WHAT YOU NEED TO DO: Only lines containing the word "continue" are needed; pull them out of the material.

EXCERPTED RECORDS:
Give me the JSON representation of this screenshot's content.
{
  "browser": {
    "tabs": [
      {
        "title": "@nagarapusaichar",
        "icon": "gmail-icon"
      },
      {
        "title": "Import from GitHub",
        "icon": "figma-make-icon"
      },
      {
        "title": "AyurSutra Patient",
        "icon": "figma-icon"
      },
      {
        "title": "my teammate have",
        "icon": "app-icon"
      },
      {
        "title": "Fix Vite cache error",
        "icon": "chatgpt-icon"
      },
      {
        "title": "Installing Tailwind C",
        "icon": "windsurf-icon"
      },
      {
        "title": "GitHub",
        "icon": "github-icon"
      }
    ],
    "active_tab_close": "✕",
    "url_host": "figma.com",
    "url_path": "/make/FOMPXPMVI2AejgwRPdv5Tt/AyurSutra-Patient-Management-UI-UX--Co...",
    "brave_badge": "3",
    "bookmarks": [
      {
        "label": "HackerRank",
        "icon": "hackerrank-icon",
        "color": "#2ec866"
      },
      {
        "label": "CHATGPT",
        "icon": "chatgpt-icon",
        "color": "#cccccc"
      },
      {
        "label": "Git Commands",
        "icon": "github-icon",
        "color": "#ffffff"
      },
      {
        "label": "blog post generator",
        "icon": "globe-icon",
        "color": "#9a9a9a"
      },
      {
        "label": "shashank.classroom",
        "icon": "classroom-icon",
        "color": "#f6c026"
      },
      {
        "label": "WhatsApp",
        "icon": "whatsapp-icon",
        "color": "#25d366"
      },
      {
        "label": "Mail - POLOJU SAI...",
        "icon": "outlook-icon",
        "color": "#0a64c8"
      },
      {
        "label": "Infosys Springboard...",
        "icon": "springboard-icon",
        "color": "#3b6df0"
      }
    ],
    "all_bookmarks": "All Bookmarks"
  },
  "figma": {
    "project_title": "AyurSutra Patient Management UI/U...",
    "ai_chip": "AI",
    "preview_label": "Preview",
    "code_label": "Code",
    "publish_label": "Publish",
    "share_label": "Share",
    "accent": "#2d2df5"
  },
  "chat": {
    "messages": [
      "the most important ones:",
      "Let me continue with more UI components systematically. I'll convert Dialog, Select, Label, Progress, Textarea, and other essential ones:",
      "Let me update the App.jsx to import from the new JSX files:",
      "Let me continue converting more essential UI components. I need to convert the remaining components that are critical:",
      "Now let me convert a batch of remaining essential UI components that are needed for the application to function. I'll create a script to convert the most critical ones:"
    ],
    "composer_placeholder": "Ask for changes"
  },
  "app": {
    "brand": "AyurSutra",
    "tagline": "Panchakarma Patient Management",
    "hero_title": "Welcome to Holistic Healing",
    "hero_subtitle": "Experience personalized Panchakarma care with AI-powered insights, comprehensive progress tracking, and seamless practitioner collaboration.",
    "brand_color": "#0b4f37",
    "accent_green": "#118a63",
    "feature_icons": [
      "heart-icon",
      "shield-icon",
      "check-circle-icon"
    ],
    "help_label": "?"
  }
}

YOUR SOLUTION:
      "Let me continue with more UI components systematically. I'll convert Dialog, Select, Label, Progress, Textarea, and other essential ones:",
      "Let me continue converting more essential UI components. I need to convert the remaining components that are critical:",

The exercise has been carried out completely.